Pop Goes The Country is an ongoing series where I explore country music’s biggest crossover hits.
Last time on ‘Pop Goes The Country,’ we discussed the advent of “saga songs” in the country music format. In short, they were story songs that stretched the limits of imagination, or, in some instances, put a new spin on an actual historical tale.
Despite the artist in question today performing under Stonewall Jackson (his real name) and achieving crossover success with a song called “Waterloo,” this is not an instance of a song putting a spin on a historical tale.
No, instead, there really isn’t much to say for this volume of this series other than properly asserting the song’s place as one of country music’s biggest hits. Jackson himself was born in Tabor City, North Carolina in 1932, and moved to Georgia at age two after his father’s death. As a young boy, he traded his bicycle for a guitar so he could learn to play country music.
In a sense, it’s fitting that these next volumes focus on mythological songs, as Jackson’s own story reflects that same sense of appeal. He drove his pickup truck from rural Georgia into Nashville on Halloween in 1956 hoping to chase down his country music dream. His uncanny self-confidence made him certain he’d be quickly discovered without having to endure the traditional hardships of paying dues or playing night after night for nothing at Tootsie’s.
Defying conventional wisdom, he taped three songs at Acuff-Rose Publications, impressing Wesley Rose enough to where he arranged a Grand Ole Opry audition for Jackson. He signed his Columbia contract in January 1957.
As is the case with most success stories in country music, Jackson couldn’t have better timed his arrival. Remember, by 1956, the rock ‘n’ roll boom had essentially paralyzed Nashville. Proudly country, Jackson was a reassurance that the Opry, under its new manager, the rock-hating “D” Kilpatrick, would welcome young talent, but never become a rockabilly showcase as the Louisiana Hayride and Town Hall Party had. Jackson made history with the Opry, becoming the first singer to join without the benefit of a hit record or a recording contract (before 1957, of course). He was also the first artist to record a live album at the sacred venue.
It was Ernest Tubb who helped Jackson establish himself onstage, as Jackson had a tendency to mimic Hank Williams. Jackson found himself by embracing his own style – a breathless baritone absent of vibrato, with a trademark delivery including chopped-off lyrics at the end of each line.

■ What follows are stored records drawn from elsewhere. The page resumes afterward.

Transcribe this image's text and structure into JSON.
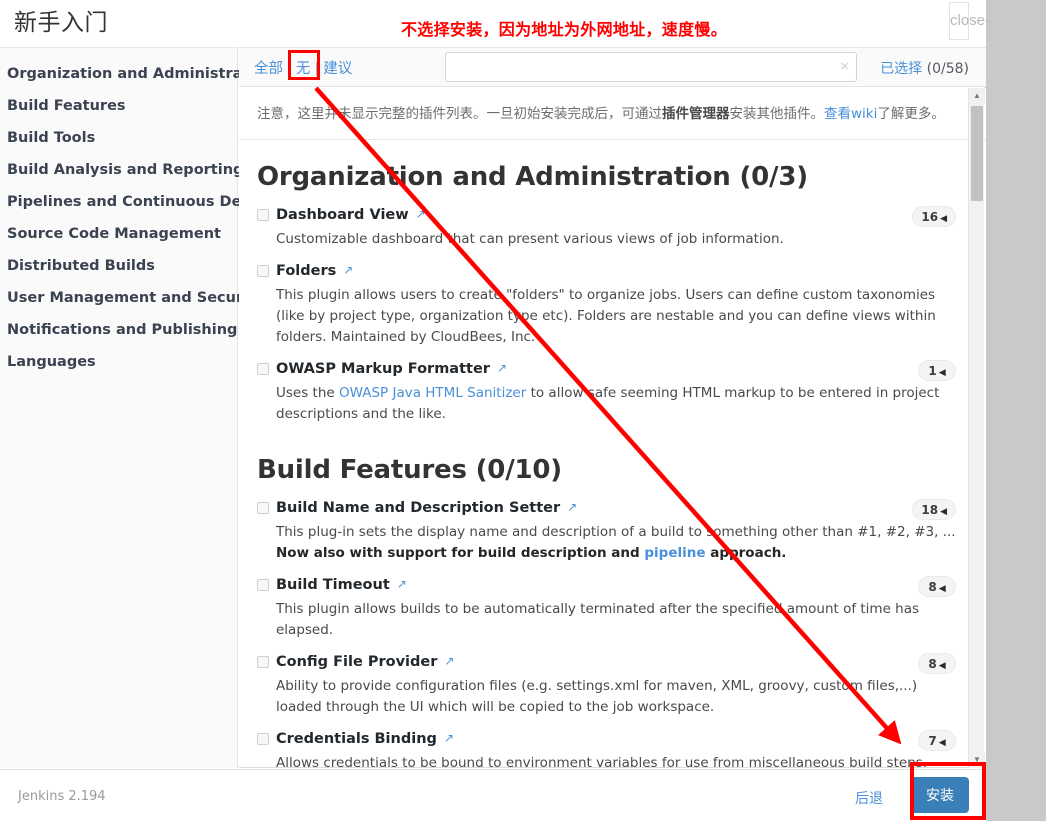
{
  "header": {
    "title": "新手入门",
    "close_icon": "close-icon"
  },
  "annotations": {
    "top_note": "不选择安装，因为地址为外网地址，速度慢。",
    "arrow_color": "#ff0000",
    "highlight_color": "#ff0000"
  },
  "sidebar": {
    "items": [
      {
        "label": "Organization and Administration"
      },
      {
        "label": "Build Features"
      },
      {
        "label": "Build Tools"
      },
      {
        "label": "Build Analysis and Reporting"
      },
      {
        "label": "Pipelines and Continuous Delivery"
      },
      {
        "label": "Source Code Management"
      },
      {
        "label": "Distributed Builds"
      },
      {
        "label": "User Management and Security"
      },
      {
        "label": "Notifications and Publishing"
      },
      {
        "label": "Languages"
      }
    ]
  },
  "toolbar": {
    "filter_all": "全部",
    "filter_none": "无",
    "filter_suggested": "建议",
    "separator": "|",
    "search_value": "",
    "search_placeholder": "",
    "clear_icon": "×",
    "selected_label": "已选择",
    "selected_count": "(0/58)"
  },
  "notice": {
    "part1": "注意，这里并未显示完整的插件列表。一旦初始安装完成后，可通过",
    "bold": "插件管理器",
    "part2": "安装其他插件。",
    "link": "查看wiki",
    "part3": "了解更多。"
  },
  "sections": [
    {
      "title": "Organization and Administration (0/3)",
      "plugins": [
        {
          "name": "Dashboard View",
          "badge": "16",
          "caret": "◀",
          "desc_html": "Customizable dashboard that can present various views of job information."
        },
        {
          "name": "Folders",
          "badge": "",
          "caret": "",
          "desc_html": "This plugin allows users to create \"folders\" to organize jobs. Users can define custom taxonomies (like by project type, organization type etc). Folders are nestable and you can define views within folders. Maintained by CloudBees, Inc."
        },
        {
          "name": "OWASP Markup Formatter",
          "badge": "1",
          "caret": "◀",
          "desc_html": "Uses the <a>OWASP Java HTML Sanitizer</a> to allow safe seeming HTML markup to be entered in project descriptions and the like."
        }
      ]
    },
    {
      "title": "Build Features (0/10)",
      "plugins": [
        {
          "name": "Build Name and Description Setter",
          "badge": "18",
          "caret": "◀",
          "desc_html": "This plug-in sets the display name and description of a build to something other than #1, #2, #3, ...<br><b>Now also with support for build description and <a>pipeline</a> approach.</b>"
        },
        {
          "name": "Build Timeout",
          "badge": "8",
          "caret": "◀",
          "desc_html": "This plugin allows builds to be automatically terminated after the specified amount of time has elapsed."
        },
        {
          "name": "Config File Provider",
          "badge": "8",
          "caret": "◀",
          "desc_html": "Ability to provide configuration files (e.g. settings.xml for maven, XML, groovy, custom files,...) loaded through the UI which will be copied to the job workspace."
        },
        {
          "name": "Credentials Binding",
          "badge": "7",
          "caret": "◀",
          "desc_html": "Allows credentials to be bound to environment variables for use from miscellaneous build steps."
        }
      ]
    }
  ],
  "scrollbar": {
    "up_arrow": "▲",
    "down_arrow": "▼"
  },
  "footer": {
    "version": "Jenkins 2.194",
    "back_label": "后退",
    "install_label": "安装"
  },
  "external_link_icon": "↗"
}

That came in handy for the focus of today’s feature, “Waterloo.” Truthfully, there’s not much of a story to tell regarding the formation of “Waterloo,” nor is there really much to say about the song itself. It’s goofy and gimmicky, and yes, it does manage to tell an outrageous story in the time allotted. The song follows three well-known characters in history – Adam, Napoleon Bonaparte, and the folk figure, Tom Dooley, all meeting their “waterloo” – or, in other words, their final defeat. Again, it’s charmingly goofy and managed to knock Johnny Horton’s monster hit, “The Battle Of New Orleans” from its top spot.
Jackson and his team tried to capitalize on “Waterloo” with a follow-up, “Uncle Sam And Big John Bull,” but it was essentially dead on arrival. Join me next time on ‘Pop Goes The Country’ where we’ll discuss the saga song that catapulted this trend, Johnny Horton’s “The Battle Of New Orleans.”
This piece was written thanks to the following sources:
- Information regarding Jackson’s life was taken from The Encyclopedia of Country & Western Music by Rick Marschall and The Encyclopedia of Country Music, with Jackson’s biography written by Walt Trott.
- Additional helpful information was taken from this article from No Depression.